In its suit against IBM, SCO would not refuse to discuss a negotiated settlement, but that the suit was still very much in a litigation mode. "With respect with IBM, that one is in the claims, counterclaims response mode, and we expect that in the next week or so we'll have additional things coming out on that," McBride said.
In a Friday conference call outlining the announcement, an excited SCO president and CEO Darl McBride touted the financing deal as "monumental," and deflected all questions about pending litigation as "irrelevant" to the funding news. According to McBride, the financing and the lawsuits are two separate issues entirely, and with a partner such as BayStar in its corner, SCO is now prepared to tackle whatever comes its way. And
E-Commerce News says there may be acquisitions or new "strategic partnerships" as a result of this deal:
"The momentum in the marketplace continues to shift in our direction," he said of his company, formerly named Caldera Systems.
"We believe we have secured the capital necessary to fund all aspects of the long-term growth of this company" . . . .
With this in mind, Deutsche Bank praised SCO on Friday with a strong "buy" rating, the same rating the investment and securities firm had delivered in a report issued earlier this week.
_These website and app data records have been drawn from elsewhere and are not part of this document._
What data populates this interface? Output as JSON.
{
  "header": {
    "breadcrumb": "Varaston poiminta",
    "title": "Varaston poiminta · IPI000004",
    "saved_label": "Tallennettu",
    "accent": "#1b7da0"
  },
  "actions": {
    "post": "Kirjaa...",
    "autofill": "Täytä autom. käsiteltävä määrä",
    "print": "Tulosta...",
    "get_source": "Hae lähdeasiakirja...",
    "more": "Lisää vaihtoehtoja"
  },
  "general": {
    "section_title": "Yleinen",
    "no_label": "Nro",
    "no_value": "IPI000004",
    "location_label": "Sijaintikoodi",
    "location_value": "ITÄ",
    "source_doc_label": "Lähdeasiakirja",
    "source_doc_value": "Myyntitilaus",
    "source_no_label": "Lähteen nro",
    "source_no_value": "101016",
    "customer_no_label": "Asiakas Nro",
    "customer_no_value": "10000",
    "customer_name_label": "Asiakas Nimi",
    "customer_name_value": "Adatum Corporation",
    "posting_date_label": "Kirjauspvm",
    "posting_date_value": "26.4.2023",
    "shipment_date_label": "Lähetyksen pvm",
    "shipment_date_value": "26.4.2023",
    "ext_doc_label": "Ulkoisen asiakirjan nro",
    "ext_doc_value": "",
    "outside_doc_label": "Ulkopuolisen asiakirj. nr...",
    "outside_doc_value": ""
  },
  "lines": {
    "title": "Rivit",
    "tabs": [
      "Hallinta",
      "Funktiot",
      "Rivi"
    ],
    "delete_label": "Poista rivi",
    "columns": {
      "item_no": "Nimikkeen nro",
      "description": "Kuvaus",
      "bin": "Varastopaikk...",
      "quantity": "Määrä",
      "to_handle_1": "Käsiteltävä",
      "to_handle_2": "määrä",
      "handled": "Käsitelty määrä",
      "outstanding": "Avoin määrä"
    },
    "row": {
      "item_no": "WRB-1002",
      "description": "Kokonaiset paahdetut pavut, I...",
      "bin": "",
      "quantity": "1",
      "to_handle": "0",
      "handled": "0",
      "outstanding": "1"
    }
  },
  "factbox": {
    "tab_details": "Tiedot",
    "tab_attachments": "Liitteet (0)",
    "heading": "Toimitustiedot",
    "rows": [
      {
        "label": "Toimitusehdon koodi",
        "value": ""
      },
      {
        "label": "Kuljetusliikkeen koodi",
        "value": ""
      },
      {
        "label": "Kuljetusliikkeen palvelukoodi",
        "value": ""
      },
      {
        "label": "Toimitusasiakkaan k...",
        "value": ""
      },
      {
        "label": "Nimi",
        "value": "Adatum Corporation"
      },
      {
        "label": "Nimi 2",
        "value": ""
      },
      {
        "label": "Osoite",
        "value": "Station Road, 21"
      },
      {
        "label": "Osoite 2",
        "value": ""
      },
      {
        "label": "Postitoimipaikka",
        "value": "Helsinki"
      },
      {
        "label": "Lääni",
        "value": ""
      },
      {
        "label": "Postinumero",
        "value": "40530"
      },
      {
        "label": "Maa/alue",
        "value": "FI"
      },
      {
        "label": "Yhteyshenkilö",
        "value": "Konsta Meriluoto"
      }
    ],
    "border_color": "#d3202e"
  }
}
In a new report, Deutsche Bank analysts Brian Skiba and Matthew F. Kelly reiterated the $45 stock price they projected on Tuesday, adding that with $50 million from BayStar in the bank, SCO should have the resources to overcome any litigation.
"We view this financing as a positive sign the company is increasingly equipped to take on larger challenges ahead," the authors wrote in the new report. "The funding puts to rest any concerns about sufficient cash to pursue legal challenges and ongoing investment."
BayStar Capital, whose other investments include Sirius Satellite Radio, Commerce One and Evolve Software, will provide SCO with the $50 million in cash in exchange for an approximately 17 percent stake in the software company. ... Over in England, a spokesperson for IBM says Linux is "totally unstoppable" and that IBM "shed our proprietary mindset" in 1995.
SCO also left open the possibility that it could make acquisitions or other moves, saying the cash could pave the way for "new strategic partnerships." The investment brings SCO's total cash on hand to about $61 million."